Return, from the data that follows, each line that holds the word "Manager".

******

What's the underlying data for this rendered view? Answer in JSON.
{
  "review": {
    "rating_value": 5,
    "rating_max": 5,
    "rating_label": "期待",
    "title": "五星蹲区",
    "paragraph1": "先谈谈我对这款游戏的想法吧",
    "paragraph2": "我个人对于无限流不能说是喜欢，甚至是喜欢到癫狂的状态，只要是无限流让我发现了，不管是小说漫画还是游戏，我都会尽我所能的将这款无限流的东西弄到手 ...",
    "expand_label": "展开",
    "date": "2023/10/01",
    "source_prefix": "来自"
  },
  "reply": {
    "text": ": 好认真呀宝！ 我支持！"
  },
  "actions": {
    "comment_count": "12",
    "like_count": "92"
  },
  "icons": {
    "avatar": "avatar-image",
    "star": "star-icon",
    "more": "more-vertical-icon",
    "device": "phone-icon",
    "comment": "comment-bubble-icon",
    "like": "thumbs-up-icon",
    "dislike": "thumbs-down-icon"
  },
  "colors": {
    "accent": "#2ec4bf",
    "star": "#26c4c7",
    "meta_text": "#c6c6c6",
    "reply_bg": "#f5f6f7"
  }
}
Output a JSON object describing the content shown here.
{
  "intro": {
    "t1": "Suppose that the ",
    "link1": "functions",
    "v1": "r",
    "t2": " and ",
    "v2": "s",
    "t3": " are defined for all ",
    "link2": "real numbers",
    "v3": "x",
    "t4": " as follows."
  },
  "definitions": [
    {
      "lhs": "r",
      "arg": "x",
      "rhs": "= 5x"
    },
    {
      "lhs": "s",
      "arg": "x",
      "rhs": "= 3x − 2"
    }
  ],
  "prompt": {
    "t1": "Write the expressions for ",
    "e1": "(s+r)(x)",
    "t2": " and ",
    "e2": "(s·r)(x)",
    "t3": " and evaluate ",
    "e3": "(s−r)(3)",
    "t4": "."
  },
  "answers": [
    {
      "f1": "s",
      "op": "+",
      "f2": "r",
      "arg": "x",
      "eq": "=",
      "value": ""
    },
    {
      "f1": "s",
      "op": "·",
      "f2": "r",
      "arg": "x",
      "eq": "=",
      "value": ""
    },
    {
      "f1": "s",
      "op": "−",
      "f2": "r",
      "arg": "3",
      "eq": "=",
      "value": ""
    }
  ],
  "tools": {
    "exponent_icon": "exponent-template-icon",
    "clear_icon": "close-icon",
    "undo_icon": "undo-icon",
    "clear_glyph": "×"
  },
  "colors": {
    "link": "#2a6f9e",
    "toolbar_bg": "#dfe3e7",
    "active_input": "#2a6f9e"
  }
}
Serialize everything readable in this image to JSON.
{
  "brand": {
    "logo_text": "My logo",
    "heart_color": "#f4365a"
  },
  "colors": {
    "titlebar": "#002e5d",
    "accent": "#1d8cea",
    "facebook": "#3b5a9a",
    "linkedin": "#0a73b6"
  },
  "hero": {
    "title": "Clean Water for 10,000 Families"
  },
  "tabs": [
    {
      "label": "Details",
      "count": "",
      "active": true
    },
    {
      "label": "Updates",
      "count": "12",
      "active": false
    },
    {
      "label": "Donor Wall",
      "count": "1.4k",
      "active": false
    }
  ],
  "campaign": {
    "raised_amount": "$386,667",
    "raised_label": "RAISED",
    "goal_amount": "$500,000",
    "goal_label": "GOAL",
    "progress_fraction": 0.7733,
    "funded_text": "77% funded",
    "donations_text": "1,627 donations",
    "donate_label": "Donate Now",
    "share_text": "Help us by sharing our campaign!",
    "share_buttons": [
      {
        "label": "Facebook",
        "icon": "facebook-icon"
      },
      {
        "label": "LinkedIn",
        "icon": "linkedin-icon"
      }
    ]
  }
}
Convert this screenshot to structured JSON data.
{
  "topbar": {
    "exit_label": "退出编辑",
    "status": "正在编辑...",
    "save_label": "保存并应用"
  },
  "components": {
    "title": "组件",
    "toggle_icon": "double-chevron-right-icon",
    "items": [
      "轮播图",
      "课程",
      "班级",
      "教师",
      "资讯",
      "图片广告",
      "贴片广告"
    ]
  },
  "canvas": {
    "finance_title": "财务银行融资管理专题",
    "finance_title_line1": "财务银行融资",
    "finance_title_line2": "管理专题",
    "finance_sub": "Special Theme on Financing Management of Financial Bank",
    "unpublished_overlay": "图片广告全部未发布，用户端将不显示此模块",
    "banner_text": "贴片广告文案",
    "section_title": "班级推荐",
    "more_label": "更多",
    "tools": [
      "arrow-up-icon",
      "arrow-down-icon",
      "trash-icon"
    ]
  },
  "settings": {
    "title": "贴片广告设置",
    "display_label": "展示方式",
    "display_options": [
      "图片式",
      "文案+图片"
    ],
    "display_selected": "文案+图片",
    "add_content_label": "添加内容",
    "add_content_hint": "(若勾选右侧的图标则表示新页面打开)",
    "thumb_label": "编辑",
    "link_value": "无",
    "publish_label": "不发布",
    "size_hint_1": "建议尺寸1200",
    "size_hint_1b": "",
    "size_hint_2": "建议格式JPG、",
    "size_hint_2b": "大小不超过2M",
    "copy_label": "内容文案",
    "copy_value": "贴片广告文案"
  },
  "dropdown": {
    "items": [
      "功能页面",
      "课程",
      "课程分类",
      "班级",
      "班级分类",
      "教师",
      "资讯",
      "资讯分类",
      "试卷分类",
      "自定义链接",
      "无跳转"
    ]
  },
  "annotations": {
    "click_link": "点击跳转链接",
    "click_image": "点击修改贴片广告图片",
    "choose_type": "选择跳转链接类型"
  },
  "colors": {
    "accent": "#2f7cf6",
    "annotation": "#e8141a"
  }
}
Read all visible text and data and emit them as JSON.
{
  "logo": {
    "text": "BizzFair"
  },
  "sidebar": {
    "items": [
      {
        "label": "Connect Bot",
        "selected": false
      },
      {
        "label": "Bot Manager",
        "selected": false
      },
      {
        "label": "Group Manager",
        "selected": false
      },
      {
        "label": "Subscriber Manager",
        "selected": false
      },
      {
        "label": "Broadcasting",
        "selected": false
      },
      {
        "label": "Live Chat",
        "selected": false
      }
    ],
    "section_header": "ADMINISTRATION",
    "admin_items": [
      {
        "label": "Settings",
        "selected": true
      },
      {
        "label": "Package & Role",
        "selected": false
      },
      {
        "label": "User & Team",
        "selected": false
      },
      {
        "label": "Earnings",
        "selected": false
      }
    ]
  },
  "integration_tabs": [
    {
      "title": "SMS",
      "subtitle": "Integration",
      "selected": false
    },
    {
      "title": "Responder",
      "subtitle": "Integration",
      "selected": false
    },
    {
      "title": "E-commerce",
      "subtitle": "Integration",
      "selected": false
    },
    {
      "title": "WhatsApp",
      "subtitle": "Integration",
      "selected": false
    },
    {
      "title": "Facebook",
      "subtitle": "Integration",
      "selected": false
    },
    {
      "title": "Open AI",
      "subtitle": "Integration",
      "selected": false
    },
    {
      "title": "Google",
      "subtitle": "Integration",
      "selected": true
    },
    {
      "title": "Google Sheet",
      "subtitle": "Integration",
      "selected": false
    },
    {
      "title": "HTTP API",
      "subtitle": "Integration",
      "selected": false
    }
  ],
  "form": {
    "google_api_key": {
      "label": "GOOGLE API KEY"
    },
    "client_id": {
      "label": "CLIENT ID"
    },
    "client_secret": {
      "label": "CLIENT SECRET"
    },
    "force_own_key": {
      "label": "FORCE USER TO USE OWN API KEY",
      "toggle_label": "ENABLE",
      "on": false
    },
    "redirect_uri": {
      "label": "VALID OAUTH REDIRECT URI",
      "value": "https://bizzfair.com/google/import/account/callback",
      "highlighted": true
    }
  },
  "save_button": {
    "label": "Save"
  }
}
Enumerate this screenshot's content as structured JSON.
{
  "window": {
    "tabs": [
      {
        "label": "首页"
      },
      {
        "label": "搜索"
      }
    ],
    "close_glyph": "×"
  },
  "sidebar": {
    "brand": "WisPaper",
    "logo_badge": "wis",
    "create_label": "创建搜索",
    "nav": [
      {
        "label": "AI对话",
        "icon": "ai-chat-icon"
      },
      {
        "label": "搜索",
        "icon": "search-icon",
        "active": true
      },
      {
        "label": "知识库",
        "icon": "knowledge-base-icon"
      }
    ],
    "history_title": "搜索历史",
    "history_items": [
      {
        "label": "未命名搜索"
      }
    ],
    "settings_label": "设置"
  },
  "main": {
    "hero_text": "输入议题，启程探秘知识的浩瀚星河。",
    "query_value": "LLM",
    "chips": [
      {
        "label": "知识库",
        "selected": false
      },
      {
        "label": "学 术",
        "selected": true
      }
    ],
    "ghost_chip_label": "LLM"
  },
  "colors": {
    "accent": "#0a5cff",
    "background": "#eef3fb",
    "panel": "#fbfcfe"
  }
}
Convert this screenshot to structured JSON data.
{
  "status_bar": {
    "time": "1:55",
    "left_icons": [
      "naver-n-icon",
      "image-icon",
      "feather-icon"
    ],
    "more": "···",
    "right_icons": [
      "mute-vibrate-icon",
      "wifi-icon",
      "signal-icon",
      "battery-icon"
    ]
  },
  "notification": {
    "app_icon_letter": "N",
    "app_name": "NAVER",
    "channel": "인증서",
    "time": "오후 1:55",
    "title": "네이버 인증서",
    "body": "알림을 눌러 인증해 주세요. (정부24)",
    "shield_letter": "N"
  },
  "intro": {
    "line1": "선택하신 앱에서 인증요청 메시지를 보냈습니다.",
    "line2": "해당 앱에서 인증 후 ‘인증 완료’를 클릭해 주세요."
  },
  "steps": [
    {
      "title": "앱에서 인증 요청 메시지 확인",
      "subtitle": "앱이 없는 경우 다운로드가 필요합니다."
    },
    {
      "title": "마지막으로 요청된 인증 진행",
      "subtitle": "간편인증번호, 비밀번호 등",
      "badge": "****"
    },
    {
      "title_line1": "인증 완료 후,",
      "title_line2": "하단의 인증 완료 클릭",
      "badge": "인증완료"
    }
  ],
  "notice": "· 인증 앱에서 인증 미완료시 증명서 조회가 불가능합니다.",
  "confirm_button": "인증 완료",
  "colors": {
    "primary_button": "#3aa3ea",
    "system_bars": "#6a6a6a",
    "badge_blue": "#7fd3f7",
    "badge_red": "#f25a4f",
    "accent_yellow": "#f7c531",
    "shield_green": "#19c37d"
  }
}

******

§ EXERCISE RESULT
        "label": "Bot Manager",
        "label": "Group Manager",
        "label": "Subscriber Manager",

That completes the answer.